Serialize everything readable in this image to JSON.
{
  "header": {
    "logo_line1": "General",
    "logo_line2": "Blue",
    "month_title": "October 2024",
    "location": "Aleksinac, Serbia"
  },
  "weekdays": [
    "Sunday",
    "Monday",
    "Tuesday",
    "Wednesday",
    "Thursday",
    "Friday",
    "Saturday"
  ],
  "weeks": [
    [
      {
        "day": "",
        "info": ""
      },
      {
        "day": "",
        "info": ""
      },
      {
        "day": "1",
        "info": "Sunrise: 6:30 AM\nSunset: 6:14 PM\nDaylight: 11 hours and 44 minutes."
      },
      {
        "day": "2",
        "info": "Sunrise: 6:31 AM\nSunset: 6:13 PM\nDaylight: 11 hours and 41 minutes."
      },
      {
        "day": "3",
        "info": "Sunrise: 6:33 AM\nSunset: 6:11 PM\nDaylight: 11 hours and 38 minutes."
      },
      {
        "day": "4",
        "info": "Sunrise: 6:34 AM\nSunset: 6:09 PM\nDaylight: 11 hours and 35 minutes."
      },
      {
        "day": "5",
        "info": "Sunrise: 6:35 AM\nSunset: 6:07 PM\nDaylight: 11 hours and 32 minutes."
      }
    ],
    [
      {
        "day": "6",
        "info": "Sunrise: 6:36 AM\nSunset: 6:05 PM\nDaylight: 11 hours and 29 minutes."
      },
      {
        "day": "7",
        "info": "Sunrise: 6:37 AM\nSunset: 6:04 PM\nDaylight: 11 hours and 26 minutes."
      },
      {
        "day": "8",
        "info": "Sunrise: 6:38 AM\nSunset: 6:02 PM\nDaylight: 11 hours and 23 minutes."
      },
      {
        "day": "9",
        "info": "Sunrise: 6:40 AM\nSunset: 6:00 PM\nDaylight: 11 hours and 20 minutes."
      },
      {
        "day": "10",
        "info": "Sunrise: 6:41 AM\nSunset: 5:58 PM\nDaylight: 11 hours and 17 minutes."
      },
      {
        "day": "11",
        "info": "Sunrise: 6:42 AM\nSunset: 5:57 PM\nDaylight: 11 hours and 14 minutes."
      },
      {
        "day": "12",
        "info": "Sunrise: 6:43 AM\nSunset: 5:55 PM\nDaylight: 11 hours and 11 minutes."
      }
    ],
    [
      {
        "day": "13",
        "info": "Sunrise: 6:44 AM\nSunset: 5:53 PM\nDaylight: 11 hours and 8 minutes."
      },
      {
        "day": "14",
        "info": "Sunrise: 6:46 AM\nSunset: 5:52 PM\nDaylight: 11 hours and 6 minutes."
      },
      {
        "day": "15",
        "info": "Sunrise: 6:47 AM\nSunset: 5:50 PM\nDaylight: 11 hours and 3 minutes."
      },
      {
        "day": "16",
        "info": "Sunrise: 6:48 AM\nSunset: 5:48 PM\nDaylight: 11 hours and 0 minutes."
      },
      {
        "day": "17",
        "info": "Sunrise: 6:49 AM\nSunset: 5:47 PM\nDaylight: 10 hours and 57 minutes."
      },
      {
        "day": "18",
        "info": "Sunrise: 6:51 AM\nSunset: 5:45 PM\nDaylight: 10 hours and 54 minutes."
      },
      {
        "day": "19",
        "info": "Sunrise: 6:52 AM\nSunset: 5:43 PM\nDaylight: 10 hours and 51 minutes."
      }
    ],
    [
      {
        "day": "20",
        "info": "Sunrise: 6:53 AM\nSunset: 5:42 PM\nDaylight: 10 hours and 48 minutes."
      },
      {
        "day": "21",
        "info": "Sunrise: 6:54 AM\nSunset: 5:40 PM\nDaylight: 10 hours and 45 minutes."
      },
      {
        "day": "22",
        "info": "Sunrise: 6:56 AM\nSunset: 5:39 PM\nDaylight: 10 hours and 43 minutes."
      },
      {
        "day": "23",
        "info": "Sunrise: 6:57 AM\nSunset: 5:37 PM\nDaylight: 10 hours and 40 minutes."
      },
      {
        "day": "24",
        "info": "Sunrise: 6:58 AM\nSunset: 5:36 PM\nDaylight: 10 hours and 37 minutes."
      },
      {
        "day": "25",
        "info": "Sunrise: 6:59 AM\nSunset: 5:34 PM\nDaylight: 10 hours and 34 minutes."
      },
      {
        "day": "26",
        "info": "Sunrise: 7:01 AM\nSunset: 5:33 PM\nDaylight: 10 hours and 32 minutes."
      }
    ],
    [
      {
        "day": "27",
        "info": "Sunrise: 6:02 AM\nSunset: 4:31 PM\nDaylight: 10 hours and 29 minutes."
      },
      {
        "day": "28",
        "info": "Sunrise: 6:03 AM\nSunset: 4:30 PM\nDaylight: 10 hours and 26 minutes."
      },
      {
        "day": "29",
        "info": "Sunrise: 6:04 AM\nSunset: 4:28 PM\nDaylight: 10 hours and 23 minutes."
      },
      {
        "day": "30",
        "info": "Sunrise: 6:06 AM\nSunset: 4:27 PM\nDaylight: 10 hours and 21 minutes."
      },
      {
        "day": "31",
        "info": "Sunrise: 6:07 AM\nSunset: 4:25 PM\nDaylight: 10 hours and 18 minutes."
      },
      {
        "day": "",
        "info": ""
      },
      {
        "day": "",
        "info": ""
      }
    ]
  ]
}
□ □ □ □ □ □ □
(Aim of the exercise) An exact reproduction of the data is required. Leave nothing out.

(Reply to the exercise)
Serialize everything readable in this image to JSON.
{
  "header": {
    "logo_line1": "General",
    "logo_line2": "Blue",
    "month_title": "October 2024",
    "location": "Aleksinac, Serbia"
  },
  "weekdays": [
    "Sunday",
    "Monday",
    "Tuesday",
    "Wednesday",
    "Thursday",
    "Friday",
    "Saturday"
  ],
  "weeks": [
    [
      {
        "day": "",
        "info": ""
      },
      {
        "day": "",
        "info": ""
      },
      {
        "day": "1",
        "info": "Sunrise: 6:30 AM\nSunset: 6:14 PM\nDaylight: 11 hours and 44 minutes."
      },
      {
        "day": "2",
        "info": "Sunrise: 6:31 AM\nSunset: 6:13 PM\nDaylight: 11 hours and 41 minutes."
      },
      {
        "day": "3",
        "info": "Sunrise: 6:33 AM\nSunset: 6:11 PM\nDaylight: 11 hours and 38 minutes."
      },
      {
        "day": "4",
        "info": "Sunrise: 6:34 AM\nSunset: 6:09 PM\nDaylight: 11 hours and 35 minutes."
      },
      {
        "day": "5",
        "info": "Sunrise: 6:35 AM\nSunset: 6:07 PM\nDaylight: 11 hours and 32 minutes."
      }
    ],
    [
      {
        "day": "6",
        "info": "Sunrise: 6:36 AM\nSunset: 6:05 PM\nDaylight: 11 hours and 29 minutes."
      },
      {
        "day": "7",
        "info": "Sunrise: 6:37 AM\nSunset: 6:04 PM\nDaylight: 11 hours and 26 minutes."
      },
      {
        "day": "8",
        "info": "Sunrise: 6:38 AM\nSunset: 6:02 PM\nDaylight: 11 hours and 23 minutes."
      },
      {
        "day": "9",
        "info": "Sunrise: 6:40 AM\nSunset: 6:00 PM\nDaylight: 11 hours and 20 minutes."
      },
      {
        "day": "10",
        "info": "Sunrise: 6:41 AM\nSunset: 5:58 PM\nDaylight: 11 hours and 17 minutes."
      },
      {
        "day": "11",
        "info": "Sunrise: 6:42 AM\nSunset: 5:57 PM\nDaylight: 11 hours and 14 minutes."
      },
      {
        "day": "12",
        "info": "Sunrise: 6:43 AM\nSunset: 5:55 PM\nDaylight: 11 hours and 11 minutes."
      }
    ],
    [
      {
        "day": "13",
        "info": "Sunrise: 6:44 AM\nSunset: 5:53 PM\nDaylight: 11 hours and 8 minutes."
      },
      {
        "day": "14",
        "info": "Sunrise: 6:46 AM\nSunset: 5:52 PM\nDaylight: 11 hours and 6 minutes."
      },
      {
        "day": "15",
        "info": "Sunrise: 6:47 AM\nSunset: 5:50 PM\nDaylight: 11 hours and 3 minutes."
      },
      {
        "day": "16",
        "info": "Sunrise: 6:48 AM\nSunset: 5:48 PM\nDaylight: 11 hours and 0 minutes."
      },
      {
        "day": "17",
        "info": "Sunrise: 6:49 AM\nSunset: 5:47 PM\nDaylight: 10 hours and 57 minutes."
      },
      {
        "day": "18",
        "info": "Sunrise: 6:51 AM\nSunset: 5:45 PM\nDaylight: 10 hours and 54 minutes."
      },
      {
        "day": "19",
        "info": "Sunrise: 6:52 AM\nSunset: 5:43 PM\nDaylight: 10 hours and 51 minutes."
      }
    ],
    [
      {
        "day": "20",
        "info": "Sunrise: 6:53 AM\nSunset: 5:42 PM\nDaylight: 10 hours and 48 minutes."
      },
      {
        "day": "21",
        "info": "Sunrise: 6:54 AM\nSunset: 5:40 PM\nDaylight: 10 hours and 45 minutes."
      },
      {
        "day": "22",
        "info": "Sunrise: 6:56 AM\nSunset: 5:39 PM\nDaylight: 10 hours and 43 minutes."
      },
      {
        "day": "23",
        "info": "Sunrise: 6:57 AM\nSunset: 5:37 PM\nDaylight: 10 hours and 40 minutes."
      },
      {
        "day": "24",
        "info": "Sunrise: 6:58 AM\nSunset: 5:36 PM\nDaylight: 10 hours and 37 minutes."
      },
      {
        "day": "25",
        "info": "Sunrise: 6:59 AM\nSunset: 5:34 PM\nDaylight: 10 hours and 34 minutes."
      },
      {
        "day": "26",
        "info": "Sunrise: 7:01 AM\nSunset: 5:33 PM\nDaylight: 10 hours and 32 minutes."
      }
    ],
    [
      {
        "day": "27",
        "info": "Sunrise: 6:02 AM\nSunset: 4:31 PM\nDaylight: 10 hours and 29 minutes."
      },
      {
        "day": "28",
        "info": "Sunrise: 6:03 AM\nSunset: 4:30 PM\nDaylight: 10 hours and 26 minutes."
      },
      {
        "day": "29",
        "info": "Sunrise: 6:04 AM\nSunset: 4:28 PM\nDaylight: 10 hours and 23 minutes."
      },
      {
        "day": "30",
        "info": "Sunrise: 6:06 AM\nSunset: 4:27 PM\nDaylight: 10 hours and 21 minutes."
      },
      {
        "day": "31",
        "info": "Sunrise: 6:07 AM\nSunset: 4:25 PM\nDaylight: 10 hours and 18 minutes."
      },
      {
        "day": "",
        "info": ""
      },
      {
        "day": "",
        "info": ""
      }
    ]
  ]
}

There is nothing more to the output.